## [What needs to be done]
Down to the final line, print each entry exactly.

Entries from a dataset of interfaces
* * *

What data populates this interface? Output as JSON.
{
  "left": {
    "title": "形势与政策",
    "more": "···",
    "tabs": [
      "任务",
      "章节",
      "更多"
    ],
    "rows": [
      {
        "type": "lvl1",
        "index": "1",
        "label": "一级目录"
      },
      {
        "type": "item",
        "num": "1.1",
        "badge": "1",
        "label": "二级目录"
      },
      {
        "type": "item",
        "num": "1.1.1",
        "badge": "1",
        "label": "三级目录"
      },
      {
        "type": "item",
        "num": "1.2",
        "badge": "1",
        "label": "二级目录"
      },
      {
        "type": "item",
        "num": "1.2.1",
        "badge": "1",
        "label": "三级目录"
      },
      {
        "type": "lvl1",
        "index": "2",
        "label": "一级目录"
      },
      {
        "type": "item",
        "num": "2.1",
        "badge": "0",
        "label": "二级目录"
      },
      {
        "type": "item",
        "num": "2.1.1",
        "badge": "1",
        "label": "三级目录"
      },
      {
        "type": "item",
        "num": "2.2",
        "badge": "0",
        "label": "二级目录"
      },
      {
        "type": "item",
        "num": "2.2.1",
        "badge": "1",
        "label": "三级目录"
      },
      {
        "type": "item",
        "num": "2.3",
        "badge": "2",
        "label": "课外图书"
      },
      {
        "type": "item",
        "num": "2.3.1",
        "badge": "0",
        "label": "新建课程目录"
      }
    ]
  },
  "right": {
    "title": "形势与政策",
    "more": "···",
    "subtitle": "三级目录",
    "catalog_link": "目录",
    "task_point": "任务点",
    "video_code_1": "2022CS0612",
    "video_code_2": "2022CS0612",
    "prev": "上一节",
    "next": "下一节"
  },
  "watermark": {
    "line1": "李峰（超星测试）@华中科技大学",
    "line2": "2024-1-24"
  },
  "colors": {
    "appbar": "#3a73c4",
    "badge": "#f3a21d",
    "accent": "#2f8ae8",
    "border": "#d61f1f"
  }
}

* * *

## [Answer]
What data populates this interface? Output as JSON.
{
  "left": {
    "title": "形势与政策",
    "more": "···",
    "tabs": [
      "任务",
      "章节",
      "更多"
    ],
    "rows": [
      {
        "type": "lvl1",
        "index": "1",
        "label": "一级目录"
      },
      {
        "type": "item",
        "num": "1.1",
        "badge": "1",
        "label": "二级目录"
      },
      {
        "type": "item",
        "num": "1.1.1",
        "badge": "1",
        "label": "三级目录"
      },
      {
        "type": "item",
        "num": "1.2",
        "badge": "1",
        "label": "二级目录"
      },
      {
        "type": "item",
        "num": "1.2.1",
        "badge": "1",
        "label": "三级目录"
      },
      {
        "type": "lvl1",
        "index": "2",
        "label": "一级目录"
      },
      {
        "type": "item",
        "num": "2.1",
        "badge": "0",
        "label": "二级目录"
      },
      {
        "type": "item",
        "num": "2.1.1",
        "badge": "1",
        "label": "三级目录"
      },
      {
        "type": "item",
        "num": "2.2",
        "badge": "0",
        "label": "二级目录"
      },
      {
        "type": "item",
        "num": "2.2.1",
        "badge": "1",
        "label": "三级目录"
      },
      {
        "type": "item",
        "num": "2.3",
        "badge": "2",
        "label": "课外图书"
      },
      {
        "type": "item",
        "num": "2.3.1",
        "badge": "0",
        "label": "新建课程目录"
      }
    ]
  },
  "right": {
    "title": "形势与政策",
    "more": "···",
    "subtitle": "三级目录",
    "catalog_link": "目录",
    "task_point": "任务点",
    "video_code_1": "2022CS0612",
    "video_code_2": "2022CS0612",
    "prev": "上一节",
    "next": "下一节"
  },
  "watermark": {
    "line1": "李峰（超星测试）@华中科技大学",
    "line2": "2024-1-24"
  },
  "colors": {
    "appbar": "#3a73c4",
    "badge": "#f3a21d",
    "accent": "#2f8ae8",
    "border": "#d61f1f"
  }
}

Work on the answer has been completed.